SideSight, a new Microsoft-developed technology looks like something that deserves to be on a next-generation iPod touch. Or in a magician's repertoire. The SideSight technology is contained in yet another paper that company executives are presenting at the User Interface Software and Technology conference this week. (See Microsoft's take on new ways that cell phones could "talk" as well as guided tours of images.), The paper in question is titled "SideSight: Multi-"touch" Interaction Around Small Devices," and is authored by Alex Butler, Shahram Izadi, and Steve Hodges, all with Microsoft Research UK.

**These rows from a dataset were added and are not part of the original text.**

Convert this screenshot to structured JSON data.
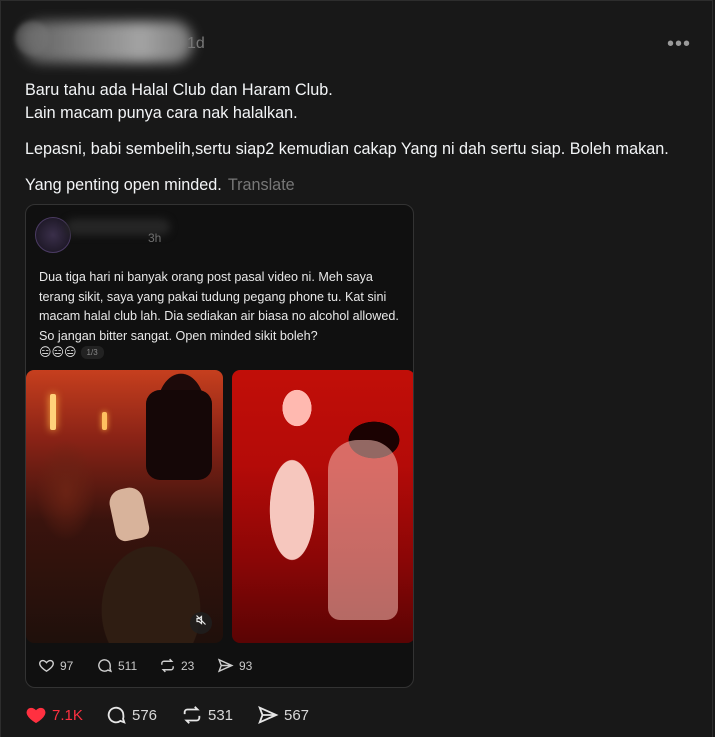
{
  "post": {
    "time": "1d",
    "more_label": "•••",
    "caption": [
      "Baru tahu ada Halal Club dan Haram Club.",
      "Lain macam punya cara nak halalkan.",
      "Lepasni, babi sembelih,sertu siap2 kemudian cakap Yang ni dah sertu siap. Boleh makan.",
      "Yang penting open minded."
    ],
    "translate_label": "Translate",
    "embed": {
      "time": "3h",
      "text": "Dua tiga hari ni banyak orang post pasal video ni. Meh saya terang sikit, saya yang pakai tudung pegang phone tu. Kat sini macam halal club lah. Dia sediakan air biasa no alcohol allowed. So jangan bitter sangat. Open minded sikit boleh?",
      "emojis": "😑😑😑",
      "page_indicator": "1/3",
      "actions": {
        "likes": "97",
        "replies": "511",
        "reposts": "23",
        "shares": "93"
      }
    },
    "actions": {
      "likes": "7.1K",
      "replies": "576",
      "reposts": "531",
      "shares": "567"
    }
  },
  "colors": {
    "like_red": "#ff3040",
    "background": "#181818",
    "text": "#f3f5f7",
    "muted": "#777777"
  },
  "icons": [
    "heart-icon",
    "comment-icon",
    "repost-icon",
    "share-icon",
    "mute-icon",
    "more-icon"
  ]
}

SideSight removes "touch" from the device and makes it a function of the paper, tabletop, or even the air that's next to the device. What does this mean? According to Microsoft, it opens up the possibility for "touch" functions to be built into tiny devices that don't actually need a touchscreen.